**Problem statement**
Go through the entries below and copy every line that holds the word "وموثوقة".

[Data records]
[Start of Attachment]

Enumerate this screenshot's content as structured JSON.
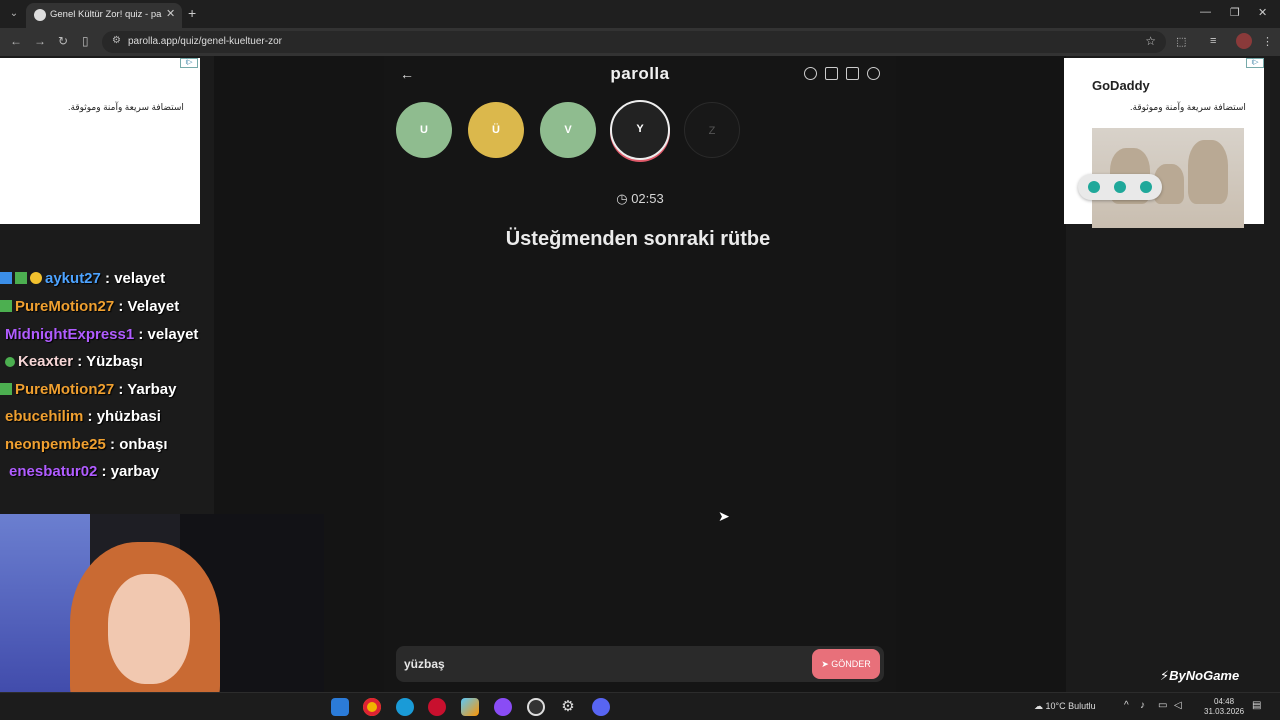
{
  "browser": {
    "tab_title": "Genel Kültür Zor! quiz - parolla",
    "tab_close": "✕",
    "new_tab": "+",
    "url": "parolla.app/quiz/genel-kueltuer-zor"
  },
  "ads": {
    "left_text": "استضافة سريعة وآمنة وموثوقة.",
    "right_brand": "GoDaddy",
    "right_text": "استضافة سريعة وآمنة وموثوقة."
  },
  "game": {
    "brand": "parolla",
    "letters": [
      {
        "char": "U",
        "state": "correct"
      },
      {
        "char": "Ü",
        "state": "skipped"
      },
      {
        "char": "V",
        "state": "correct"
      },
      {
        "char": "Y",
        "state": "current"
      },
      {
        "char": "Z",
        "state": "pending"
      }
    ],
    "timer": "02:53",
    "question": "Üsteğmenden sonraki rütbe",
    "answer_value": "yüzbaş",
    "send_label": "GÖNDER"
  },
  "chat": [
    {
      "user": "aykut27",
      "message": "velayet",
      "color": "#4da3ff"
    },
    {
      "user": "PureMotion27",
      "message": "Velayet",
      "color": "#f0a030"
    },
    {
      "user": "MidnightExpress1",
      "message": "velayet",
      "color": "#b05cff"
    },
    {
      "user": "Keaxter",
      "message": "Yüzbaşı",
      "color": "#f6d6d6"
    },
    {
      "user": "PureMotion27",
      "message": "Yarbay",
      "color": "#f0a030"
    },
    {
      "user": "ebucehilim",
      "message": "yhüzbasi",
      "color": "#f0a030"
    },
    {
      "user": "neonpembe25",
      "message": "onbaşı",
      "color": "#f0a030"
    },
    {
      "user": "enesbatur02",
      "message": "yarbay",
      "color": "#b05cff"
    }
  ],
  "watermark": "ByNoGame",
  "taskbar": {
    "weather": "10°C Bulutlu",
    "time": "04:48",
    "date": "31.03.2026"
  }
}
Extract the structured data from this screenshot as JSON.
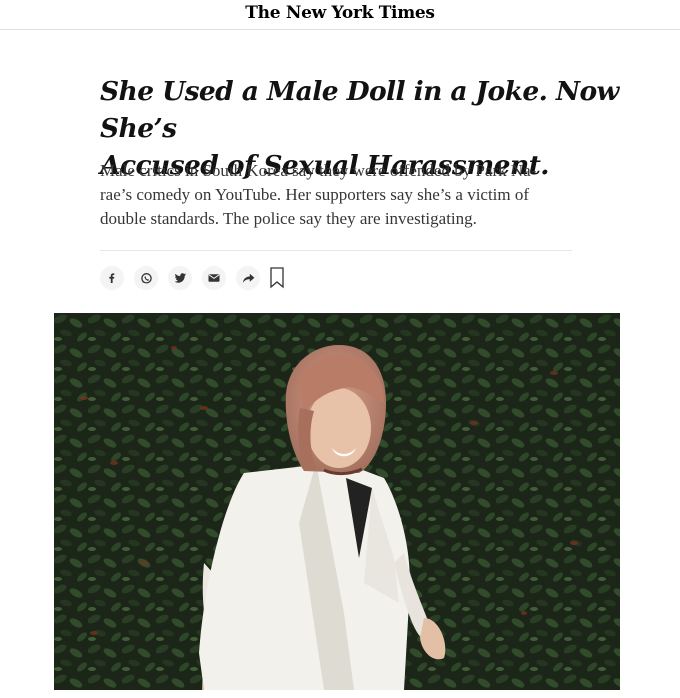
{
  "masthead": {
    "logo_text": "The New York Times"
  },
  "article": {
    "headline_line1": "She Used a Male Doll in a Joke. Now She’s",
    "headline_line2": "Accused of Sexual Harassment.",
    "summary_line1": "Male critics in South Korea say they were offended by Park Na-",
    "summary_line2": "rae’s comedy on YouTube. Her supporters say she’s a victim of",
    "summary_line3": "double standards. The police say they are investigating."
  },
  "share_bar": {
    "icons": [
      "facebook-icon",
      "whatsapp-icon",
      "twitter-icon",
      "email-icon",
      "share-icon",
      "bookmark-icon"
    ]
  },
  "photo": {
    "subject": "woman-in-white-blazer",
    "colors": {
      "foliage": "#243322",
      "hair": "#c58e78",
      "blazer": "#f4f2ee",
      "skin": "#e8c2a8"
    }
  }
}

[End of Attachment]

**Answer box**
    "left_text": "استضافة سريعة وآمنة وموثوقة.",
    "right_text": "استضافة سريعة وآمنة وموثوقة."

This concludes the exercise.